something was going wrong, in fact she goes towards it to find out more. Amy Goodman says, “It’s not Journalism’s role to pass on opinions. It’s Journalism’s role to pass on the truth.”

The way she puts herself out there is incredibly brave. She risks her life to do the right thing. I hope I find the passion to do something as noble.

Its important to recognize the role Amy’s family played in her life Both parents were peace activists. Her father was involved in community service and worked to integrate the New York City schools. Amy watched her father negotiate for a compromise when people were polarized. Her grandfather was a rabbi and her 107-year-old Grandmother inspires her to just keep going. It is clear that her family taught her to believe that one can heal the world of injustice. In Amy‘s words, “Journalism is the avenue I chose to pursue that belief.”

I admire her commitment and love for what she does. Money is not what motivates her instead it’s the belief that she’s doing something to help better the world. To enjoy being at work, doing something you love, while making a difference in the world is incredibly important for me when I get a job. As important as money is in our world, it’s not the key reason to enter a profession.

Recently, at the Republican Convention Amy Goodman was arrested. In an interview Amy said, she was “manhandled and handcuffed’ by the Secret Service. She claimed to have had her Democracy Now ID clearly displayed. Her arrest provided evidence that the police overstepped their role. The conspiracy charges were false and were dropped.

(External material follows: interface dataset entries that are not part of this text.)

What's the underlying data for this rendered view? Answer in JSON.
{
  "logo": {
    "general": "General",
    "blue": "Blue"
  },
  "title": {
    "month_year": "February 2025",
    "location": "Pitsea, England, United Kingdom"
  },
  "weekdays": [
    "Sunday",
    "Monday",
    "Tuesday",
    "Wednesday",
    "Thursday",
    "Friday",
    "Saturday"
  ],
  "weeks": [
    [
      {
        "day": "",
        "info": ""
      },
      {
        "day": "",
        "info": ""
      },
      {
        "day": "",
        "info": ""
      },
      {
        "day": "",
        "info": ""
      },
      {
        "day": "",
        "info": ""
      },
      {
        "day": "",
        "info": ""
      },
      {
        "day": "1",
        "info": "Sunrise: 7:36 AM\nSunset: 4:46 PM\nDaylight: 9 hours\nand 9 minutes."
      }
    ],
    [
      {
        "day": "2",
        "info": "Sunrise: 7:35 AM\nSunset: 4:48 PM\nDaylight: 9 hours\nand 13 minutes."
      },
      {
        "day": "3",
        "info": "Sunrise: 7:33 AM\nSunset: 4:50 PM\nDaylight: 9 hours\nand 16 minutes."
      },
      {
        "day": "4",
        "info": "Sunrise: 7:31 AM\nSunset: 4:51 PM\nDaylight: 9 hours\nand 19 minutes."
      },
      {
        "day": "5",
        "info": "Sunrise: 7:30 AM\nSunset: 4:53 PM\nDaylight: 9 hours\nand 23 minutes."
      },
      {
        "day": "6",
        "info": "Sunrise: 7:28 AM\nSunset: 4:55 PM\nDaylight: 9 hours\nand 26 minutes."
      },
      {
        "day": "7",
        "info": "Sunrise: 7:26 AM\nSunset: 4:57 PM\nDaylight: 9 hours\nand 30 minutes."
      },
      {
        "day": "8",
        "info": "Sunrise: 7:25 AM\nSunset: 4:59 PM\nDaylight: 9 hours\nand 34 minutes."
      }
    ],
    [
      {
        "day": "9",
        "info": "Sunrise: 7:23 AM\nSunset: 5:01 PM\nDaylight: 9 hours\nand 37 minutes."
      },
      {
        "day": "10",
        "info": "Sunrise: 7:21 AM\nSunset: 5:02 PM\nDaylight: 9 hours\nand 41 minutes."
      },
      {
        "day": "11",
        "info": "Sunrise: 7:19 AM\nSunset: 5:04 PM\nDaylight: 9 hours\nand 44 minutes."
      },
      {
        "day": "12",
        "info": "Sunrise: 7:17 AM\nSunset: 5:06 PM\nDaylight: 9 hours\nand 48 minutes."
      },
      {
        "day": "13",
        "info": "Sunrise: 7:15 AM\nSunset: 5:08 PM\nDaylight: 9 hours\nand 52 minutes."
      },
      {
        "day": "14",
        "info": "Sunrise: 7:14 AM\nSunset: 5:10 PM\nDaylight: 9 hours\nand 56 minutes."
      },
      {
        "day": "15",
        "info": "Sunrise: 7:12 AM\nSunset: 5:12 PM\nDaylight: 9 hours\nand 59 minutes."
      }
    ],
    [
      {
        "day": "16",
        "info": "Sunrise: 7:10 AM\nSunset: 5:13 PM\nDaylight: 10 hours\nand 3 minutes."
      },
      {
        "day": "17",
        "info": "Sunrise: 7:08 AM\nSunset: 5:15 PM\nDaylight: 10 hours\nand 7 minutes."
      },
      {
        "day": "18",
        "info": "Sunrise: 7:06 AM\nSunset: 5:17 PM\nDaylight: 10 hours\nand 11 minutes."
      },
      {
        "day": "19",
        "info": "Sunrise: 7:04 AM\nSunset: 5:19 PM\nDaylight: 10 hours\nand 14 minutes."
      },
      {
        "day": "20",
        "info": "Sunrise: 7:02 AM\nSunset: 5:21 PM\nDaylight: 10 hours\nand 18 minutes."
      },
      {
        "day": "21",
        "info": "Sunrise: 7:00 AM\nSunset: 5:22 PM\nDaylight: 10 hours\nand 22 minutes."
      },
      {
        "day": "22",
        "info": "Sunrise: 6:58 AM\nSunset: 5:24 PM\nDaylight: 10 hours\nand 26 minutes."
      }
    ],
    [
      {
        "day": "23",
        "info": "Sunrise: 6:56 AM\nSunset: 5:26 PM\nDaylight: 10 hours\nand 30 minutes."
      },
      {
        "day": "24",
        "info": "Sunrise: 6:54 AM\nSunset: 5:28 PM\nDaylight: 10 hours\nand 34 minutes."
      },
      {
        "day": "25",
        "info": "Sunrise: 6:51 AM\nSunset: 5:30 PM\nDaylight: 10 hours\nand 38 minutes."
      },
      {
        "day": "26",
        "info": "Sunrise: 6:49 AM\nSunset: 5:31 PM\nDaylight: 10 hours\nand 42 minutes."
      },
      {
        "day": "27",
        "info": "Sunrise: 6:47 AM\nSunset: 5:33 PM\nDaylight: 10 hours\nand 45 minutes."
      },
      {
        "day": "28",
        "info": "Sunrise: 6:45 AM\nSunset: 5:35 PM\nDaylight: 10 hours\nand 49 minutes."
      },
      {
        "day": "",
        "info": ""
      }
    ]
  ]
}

She was so committed to doing her job as a journalist that if she had to get arrested to prove a point, so be it. Her courage illustrates both her commitment to her profession and her loyalty to her colleague. This was heroic.

Her dedication to journalism demands sacrifices. As some of you might know, I got the privilege to meet with and interview Amy Goodman which aired on Japanese TV. Before I met Amy Goodman I thought that she was a workaholic but after talking to her I realized that she wasn’t. Workaholic, in my mind, sounds negative in that they try to escape life by going to work all the time, but that is not the case with Amy. Amy is just so dedicated to her work that she has very little spare time.

This work ethic may be the most significant difference between Amy and me. Then again this is why she is my hero, not my role model. Her courage and commitment are impressive. She is a hard worker, an attribute I admire, but I wonder, Does it consume too much of her time? To my 14 year old mind, Amy may be too defined by her job. When I get older, I want to love my job as much as she does but I’m not comfortable with it consuming so much of my time. While I admire her conviction and determination, I can’t see myself in her shoes as much as I can with Billy Crystal. Billy Crystal seems to possess a more comfortable balance between work, family, and public image. Plus he always leaves time to play baseball with the Yankees.

Let me be clear, I don’t plan on being Amy or Billy. I am an individual who shares some of the values that they can live by. Billy Crystal’s life is filled with humor and family, while Amy’s life includes hard work and advocacy. He reflects on the more light hearted and comical side of me and Amy expresses the more thoughtful and analytical side of me. The person I hope to become will be a combination of both Amy and Billy. Even though I am changing everyday, these are the values that I want to hold on to.